Dataset rows for apps and sites
··········
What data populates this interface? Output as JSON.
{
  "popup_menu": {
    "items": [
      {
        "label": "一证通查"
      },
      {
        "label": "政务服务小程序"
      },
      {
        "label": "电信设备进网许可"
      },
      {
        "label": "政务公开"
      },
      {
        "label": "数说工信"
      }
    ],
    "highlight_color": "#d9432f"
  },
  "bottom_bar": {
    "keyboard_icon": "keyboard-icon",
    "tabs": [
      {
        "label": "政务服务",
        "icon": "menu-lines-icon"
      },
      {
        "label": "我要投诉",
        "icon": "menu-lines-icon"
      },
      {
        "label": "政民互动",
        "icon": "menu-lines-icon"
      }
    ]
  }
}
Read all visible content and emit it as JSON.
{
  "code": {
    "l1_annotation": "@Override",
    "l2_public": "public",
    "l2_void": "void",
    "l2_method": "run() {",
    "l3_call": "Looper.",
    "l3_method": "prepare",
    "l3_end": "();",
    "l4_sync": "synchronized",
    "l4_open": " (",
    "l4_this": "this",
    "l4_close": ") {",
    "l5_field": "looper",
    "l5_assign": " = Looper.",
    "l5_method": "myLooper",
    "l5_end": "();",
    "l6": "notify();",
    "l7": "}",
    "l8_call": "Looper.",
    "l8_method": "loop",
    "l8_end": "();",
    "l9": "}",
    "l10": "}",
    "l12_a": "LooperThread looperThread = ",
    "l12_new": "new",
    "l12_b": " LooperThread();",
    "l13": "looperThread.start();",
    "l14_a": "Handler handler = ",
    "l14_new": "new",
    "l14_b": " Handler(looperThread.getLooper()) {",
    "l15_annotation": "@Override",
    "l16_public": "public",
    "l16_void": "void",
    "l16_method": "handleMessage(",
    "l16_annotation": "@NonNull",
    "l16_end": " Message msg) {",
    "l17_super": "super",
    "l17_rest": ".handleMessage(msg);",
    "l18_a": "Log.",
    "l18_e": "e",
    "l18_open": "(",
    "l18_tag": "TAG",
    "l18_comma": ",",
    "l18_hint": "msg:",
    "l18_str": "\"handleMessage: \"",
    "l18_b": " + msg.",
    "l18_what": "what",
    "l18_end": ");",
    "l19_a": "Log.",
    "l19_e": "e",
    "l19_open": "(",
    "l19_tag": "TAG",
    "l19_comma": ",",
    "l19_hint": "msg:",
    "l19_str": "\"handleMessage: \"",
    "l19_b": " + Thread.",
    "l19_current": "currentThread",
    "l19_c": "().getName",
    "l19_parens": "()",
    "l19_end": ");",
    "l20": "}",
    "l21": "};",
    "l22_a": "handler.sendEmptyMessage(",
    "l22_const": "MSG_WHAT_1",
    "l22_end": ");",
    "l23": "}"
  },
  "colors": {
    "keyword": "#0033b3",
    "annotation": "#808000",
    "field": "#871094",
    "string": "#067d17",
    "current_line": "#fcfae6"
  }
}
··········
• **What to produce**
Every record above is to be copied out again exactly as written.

• **Written solution**
What data populates this interface? Output as JSON.
{
  "popup_menu": {
    "items": [
      {
        "label": "一证通查"
      },
      {
        "label": "政务服务小程序"
      },
      {
        "label": "电信设备进网许可"
      },
      {
        "label": "政务公开"
      },
      {
        "label": "数说工信"
      }
    ],
    "highlight_color": "#d9432f"
  },
  "bottom_bar": {
    "keyboard_icon": "keyboard-icon",
    "tabs": [
      {
        "label": "政务服务",
        "icon": "menu-lines-icon"
      },
      {
        "label": "我要投诉",
        "icon": "menu-lines-icon"
      },
      {
        "label": "政民互动",
        "icon": "menu-lines-icon"
      }
    ]
  }
}
Read all visible content and emit it as JSON.
{
  "code": {
    "l1_annotation": "@Override",
    "l2_public": "public",
    "l2_void": "void",
    "l2_method": "run() {",
    "l3_call": "Looper.",
    "l3_method": "prepare",
    "l3_end": "();",
    "l4_sync": "synchronized",
    "l4_open": " (",
    "l4_this": "this",
    "l4_close": ") {",
    "l5_field": "looper",
    "l5_assign": " = Looper.",
    "l5_method": "myLooper",
    "l5_end": "();",
    "l6": "notify();",
    "l7": "}",
    "l8_call": "Looper.",
    "l8_method": "loop",
    "l8_end": "();",
    "l9": "}",
    "l10": "}",
    "l12_a": "LooperThread looperThread = ",
    "l12_new": "new",
    "l12_b": " LooperThread();",
    "l13": "looperThread.start();",
    "l14_a": "Handler handler = ",
    "l14_new": "new",
    "l14_b": " Handler(looperThread.getLooper()) {",
    "l15_annotation": "@Override",
    "l16_public": "public",
    "l16_void": "void",
    "l16_method": "handleMessage(",
    "l16_annotation": "@NonNull",
    "l16_end": " Message msg) {",
    "l17_super": "super",
    "l17_rest": ".handleMessage(msg);",
    "l18_a": "Log.",
    "l18_e": "e",
    "l18_open": "(",
    "l18_tag": "TAG",
    "l18_comma": ",",
    "l18_hint": "msg:",
    "l18_str": "\"handleMessage: \"",
    "l18_b": " + msg.",
    "l18_what": "what",
    "l18_end": ");",
    "l19_a": "Log.",
    "l19_e": "e",
    "l19_open": "(",
    "l19_tag": "TAG",
    "l19_comma": ",",
    "l19_hint": "msg:",
    "l19_str": "\"handleMessage: \"",
    "l19_b": " + Thread.",
    "l19_current": "currentThread",
    "l19_c": "().getName",
    "l19_parens": "()",
    "l19_end": ");",
    "l20": "}",
    "l21": "};",
    "l22_a": "handler.sendEmptyMessage(",
    "l22_const": "MSG_WHAT_1",
    "l22_end": ");",
    "l23": "}"
  },
  "colors": {
    "keyword": "#0033b3",
    "annotation": "#808000",
    "field": "#871094",
    "string": "#067d17",
    "current_line": "#fcfae6"
  }
}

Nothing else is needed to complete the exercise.